January is Porter season: Chris brewed one (his first brew!) last week, and I’ll be putting one down this weekend if all goes well, and post the recipe.

Finally, I just have to share this: Linux-Based Wine Cellar Monitor. How cool is that?

I heart Bender and St. Bart

First and foremost, if you haven’t been to, you must. Simon is my new hero for building a real live Bender Fermenter. Words can not express.

I’ve been looking into growing my own hops, and it looks surprisingly cheap / easy / fun. Farms will ship you hop rhizomes for $3-$5, depending on the variety, so when they come back in stock early spring I’ll be picking some up. Odd to think about planning which hops you’ll need for brewing a beer a year or two from now, but I like the idea. It gives it a sort of permanence as well as adds pure homebrew points.
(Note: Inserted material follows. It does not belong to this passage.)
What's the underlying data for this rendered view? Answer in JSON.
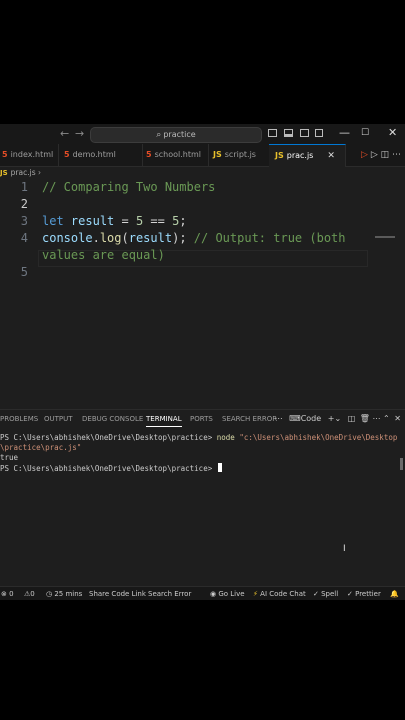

This Friday, as I’m sure you all know, is St. Bartholomew’s day, the patron saint of beekeeping, and in Cornwall the Blessing of the Mead is still celebrated every 24th of August. As such, I’ve decided on a Flagon Slayer party, where we’ll be showing Jeremy how to brew by making a Pomegranate Red Mead of my own devising, as well as sampling ample amounts, of course. A bottle of mead or some decent home/microbrew gets you in, and if you read this, you’ve probably already been invited.

Finally, since Kyle asked so nicely, I’m posting the recipe for Sima, a quick brewing Finnish lemon alcopop. It’s delicious, and costs about $2 / gallon to make.
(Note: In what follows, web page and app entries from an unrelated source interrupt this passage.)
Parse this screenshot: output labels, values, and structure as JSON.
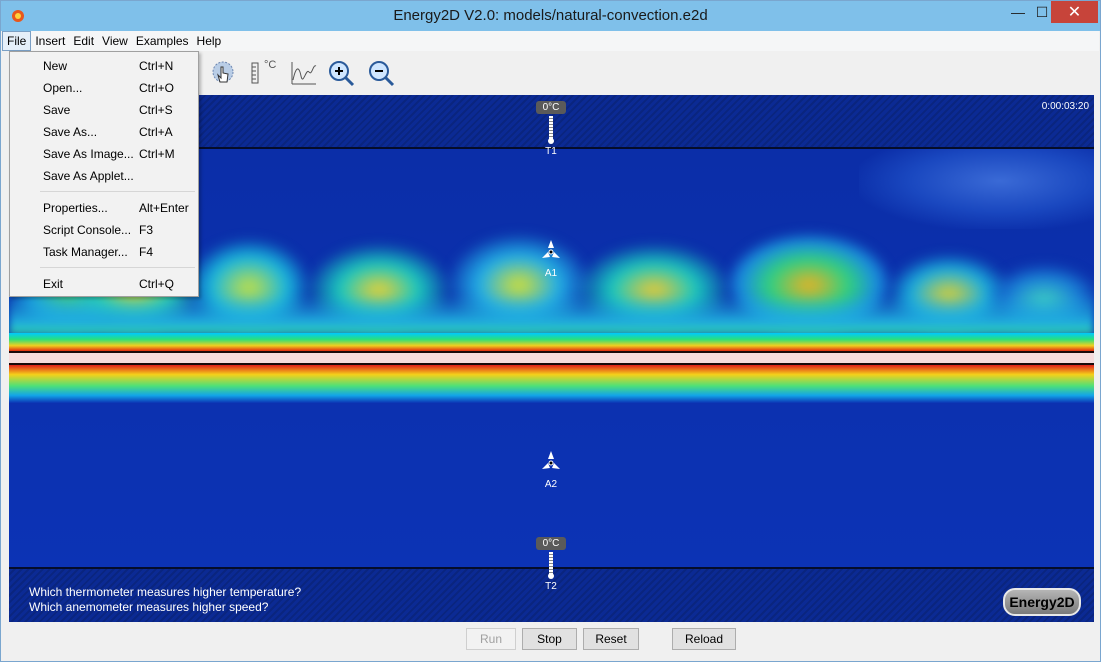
{
  "window": {
    "title": "Energy2D V2.0: models/natural-convection.e2d",
    "minimize": "—",
    "maximize": "☐",
    "close": "✕"
  },
  "menubar": [
    "File",
    "Insert",
    "Edit",
    "View",
    "Examples",
    "Help"
  ],
  "file_menu": [
    {
      "label": "New",
      "shortcut": "Ctrl+N"
    },
    {
      "label": "Open...",
      "shortcut": "Ctrl+O"
    },
    {
      "label": "Save",
      "shortcut": "Ctrl+S"
    },
    {
      "label": "Save As...",
      "shortcut": "Ctrl+A"
    },
    {
      "label": "Save As Image...",
      "shortcut": "Ctrl+M"
    },
    {
      "label": "Save As Applet...",
      "shortcut": ""
    },
    {
      "label": "Properties...",
      "shortcut": "Alt+Enter"
    },
    {
      "label": "Script Console...",
      "shortcut": "F3"
    },
    {
      "label": "Task Manager...",
      "shortcut": "F4"
    },
    {
      "label": "Exit",
      "shortcut": "Ctrl+Q"
    }
  ],
  "toolbar": {
    "icons": [
      "heatflux-icon",
      "thermometer-icon",
      "graph-icon",
      "zoom-in-icon",
      "zoom-out-icon"
    ],
    "degree_label": "°C"
  },
  "simulation": {
    "time": "0:00:03:20",
    "thermometer_t1": {
      "reading": "0°C",
      "label": "T1"
    },
    "thermometer_t2": {
      "reading": "0°C",
      "label": "T2"
    },
    "anemometer_a1": "A1",
    "anemometer_a2": "A2",
    "question_1": "Which thermometer measures higher temperature?",
    "question_2": "Which anemometer measures higher speed?",
    "brand": "Energy2D"
  },
  "controls": {
    "run": "Run",
    "stop": "Stop",
    "reset": "Reset",
    "reload": "Reload"
  },
  "colors": {
    "titlebar": "#7fc0ea",
    "field_blue": "#0c33b5",
    "hot_red": "#e02a10"
  }
}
Back in the Ville.

I’m back, and it’s high time for an update. First off, here’s a highly un-instructional video that a couple of us put together for a now mostly-defunct group called HackLouisvile entitled “How Not to Brew Beer“. You’ll need QuickTime to play it, and it’s NSFW due to language.

I managed to find an old favorite recipe, it’s up at I really need to take a picture of the final product to add to the writeup, as it looks rather unappetizing while it’s in process.

Lastly, I hear Aaron is currently in Mad Scientist mode, with plans for a “Linux-based, fermentation temperature controller for homebrewing.” That sounds quite interesting, and I hope you’ll post what you have here soon. I’d also like to say hi back to the friendly chaps over at Monday Night. I have to say, I’m quite curious about the Mint Chocolate Stout Float.

RFC: Christmas Cyser

Now’s the time to be laying in for the winter months, so I thought I’d make something Christmassy. The idea at the moment is as follows:

  • 2.5 pounds honey
  • 1/2 gallon organic apple juice
  • 1/2 pound raisins
  • several sticks cinnamon
  • 20-30 paradise seeds, crushed

…as well as the usual additives. I’m concerned about the raisins, though, as I don’t want them to be overpowering. Might need to go to 1/4 pound to be safe.  I’ll be using campden tablets, to be sure.